Hospital Parents

The Hubs owns a 1966 Mustang. It’s the first car he ever bought, and he got it from the original owner, a little old lady who still had the original owner’s manual when her kids helped her sell it. If you’re not a car person, let me explain why this is worth writing about: Mustangs are classic cars, and people who love them REALLY love them, and having an old one is super cool to other car people. We rarely go out and about in the Mustang, especially since having kids (dude, it only has lap belts, it’s that old), but when we do, if we see someone else in a classic car, they usually do a little nod to say “Nice car, man” and we do the nod back.
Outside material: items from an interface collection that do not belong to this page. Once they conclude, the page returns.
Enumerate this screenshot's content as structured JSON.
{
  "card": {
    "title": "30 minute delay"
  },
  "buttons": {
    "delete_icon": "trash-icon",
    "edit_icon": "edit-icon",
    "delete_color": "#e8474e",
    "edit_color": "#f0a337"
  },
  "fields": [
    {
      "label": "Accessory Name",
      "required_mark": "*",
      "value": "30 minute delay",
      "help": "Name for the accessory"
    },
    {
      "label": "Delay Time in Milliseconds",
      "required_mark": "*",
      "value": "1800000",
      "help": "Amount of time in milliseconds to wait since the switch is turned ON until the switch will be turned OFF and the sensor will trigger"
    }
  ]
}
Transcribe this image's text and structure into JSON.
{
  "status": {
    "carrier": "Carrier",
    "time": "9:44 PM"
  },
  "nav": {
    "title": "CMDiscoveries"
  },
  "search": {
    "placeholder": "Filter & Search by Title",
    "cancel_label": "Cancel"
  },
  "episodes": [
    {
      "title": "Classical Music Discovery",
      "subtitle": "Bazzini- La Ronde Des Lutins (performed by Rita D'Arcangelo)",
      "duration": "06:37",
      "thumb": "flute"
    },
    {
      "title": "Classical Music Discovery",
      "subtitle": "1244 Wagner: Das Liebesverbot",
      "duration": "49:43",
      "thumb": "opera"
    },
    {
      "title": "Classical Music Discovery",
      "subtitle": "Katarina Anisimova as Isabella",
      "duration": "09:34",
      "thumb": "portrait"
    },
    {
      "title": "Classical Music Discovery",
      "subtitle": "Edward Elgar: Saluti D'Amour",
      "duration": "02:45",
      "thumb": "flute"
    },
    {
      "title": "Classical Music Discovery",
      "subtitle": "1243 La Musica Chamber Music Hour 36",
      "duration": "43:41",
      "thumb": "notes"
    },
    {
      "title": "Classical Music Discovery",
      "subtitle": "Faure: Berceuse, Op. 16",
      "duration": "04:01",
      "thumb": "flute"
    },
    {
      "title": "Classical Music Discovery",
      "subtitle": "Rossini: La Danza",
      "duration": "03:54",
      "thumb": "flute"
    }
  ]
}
It’s like we’re part of a secret club of people who own awesome cars.

Being a parent of a kid who’s spent extended time in the hospital is kind of like that. Only, it’s a club nobody wants to join. And instead of recognizing each other by our sweet rides, we recognize each other by this look that’s there in our eyes. I’d describe it as a mix of pain and barely suppressed panic that you can see flickering out of them when they talk about their kids, particularly their kids’ health.

It’s sometimes a jarring experience for me when I meet another hospital parent, if I’m not expecting it. One time I was talking to a friend whose son had been hit by a bicyclist while in a crosswalk and hit his head on a curb. When I asked how he was doing, BAM, there was that look in her eyes. That’s when I realized how serious the accident had been (naïve me had figured a bike couldn’t do that much damage, but, duh, it can). I went home and said to The Hubs, “She had that Hospital Parent look.” And he knew just what I was talking about.
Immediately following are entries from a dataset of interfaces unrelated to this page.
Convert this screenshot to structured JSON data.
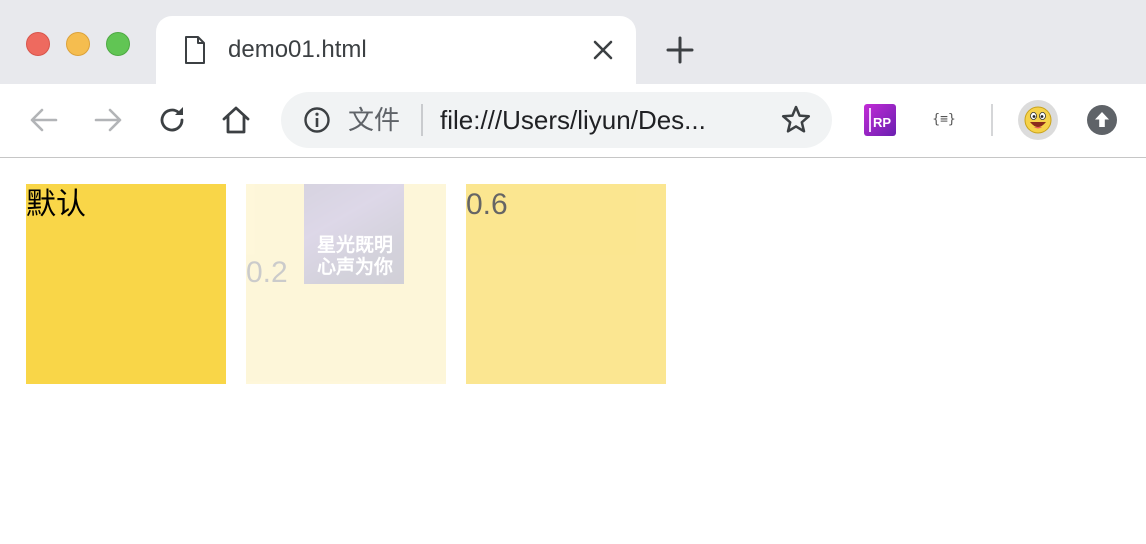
{
  "window": {
    "traffic_lights": [
      "close",
      "minimize",
      "zoom"
    ]
  },
  "tab": {
    "title": "demo01.html",
    "icon": "file-icon"
  },
  "toolbar": {
    "back": "back-arrow-icon",
    "forward": "forward-arrow-icon",
    "reload": "reload-icon",
    "home": "home-icon",
    "omnibox": {
      "security_icon": "info-icon",
      "scheme_label": "文件",
      "url": "file:///Users/liyun/Des..."
    },
    "bookmark": "star-icon",
    "extensions": {
      "rp_label": "RP",
      "json_label": "{≡}"
    },
    "avatar": "smiley-avatar",
    "update": "update-arrow-icon"
  },
  "page": {
    "boxes": [
      {
        "label": "默认",
        "opacity": 1.0,
        "color": "#f9d648"
      },
      {
        "label": "0.2",
        "opacity": 0.2,
        "color": "#f9d648",
        "image_text": [
          "星光既明",
          "心声为你"
        ]
      },
      {
        "label": "0.6",
        "opacity": 0.6,
        "color": "#f9d648"
      }
    ]
  },
  "colors": {
    "tabstrip_bg": "#e8e9ed",
    "omnibox_bg": "#f1f3f4",
    "box_yellow": "#f9d648"
  }
}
Recently, one of The Hubs’s friends had a kid wind up hospitalized for a serious medical issue, the kind where there are tense moments with respiratory specialists and doctors working frantically. He took the parents some food at the hospital, and then he texted me to say “They have that look.” And of course, I knew just what he was talking about. And I knew The Hubs was probably reliving all the trauma we had experienced with the NICU. It’s hard for me to describe what it’s like to see your kid in a hospital bed, even now, 6 years later and a long time since we’ve had any hospital visits. Panic, and pain, and guilt, and helplessness…it’s a horrible cocktail that leaves a horrible scar. And although we moved forward, and we have a healthy kid and not a fragile preemie anymore, we still have the Hospital Parent look when we talk about The Boy’s birth.

That’s partly why I don’t talk much about this stuff anymore. I used to, when it was still really raw and I needed to process my feelings. Back then, I felt a need to educate the world about prematurity and what the NICU is like. Now, I tend not to, unless I meet someone with Hospital Parent eyes, because honestly? It’s exhausting. It’s exhausting trying to help the world understand that type of pain, because I end up reliving it in order to explain it. And reliving it is extremely unpleasant. But Hospital Parents don’t need it explained to them. Hospital Parents lived it themselves. You don’t have to explain why you have PTSD to them. You can just say “Downton Abbey set me off last night” and they say “Fucking PTSD. You OK?”

But, I also feel like we’re all better parents when we understand each other’s truths. And sometimes that means reaching out to people who don’t have that look behind their eyes, and saying, “This is the truth of my life” and listening to the truth of their life. So, that’s why I’m writing about this today–telling you the secret “handshake” of the secret club that none of us ever wanted to join, that I sincerely hope no one will ever have to join again. I hope you’ll share your truth in the comments, and I’m going to start writing more about the truth of my experiences with prematurity and the NICU. Stay tuned!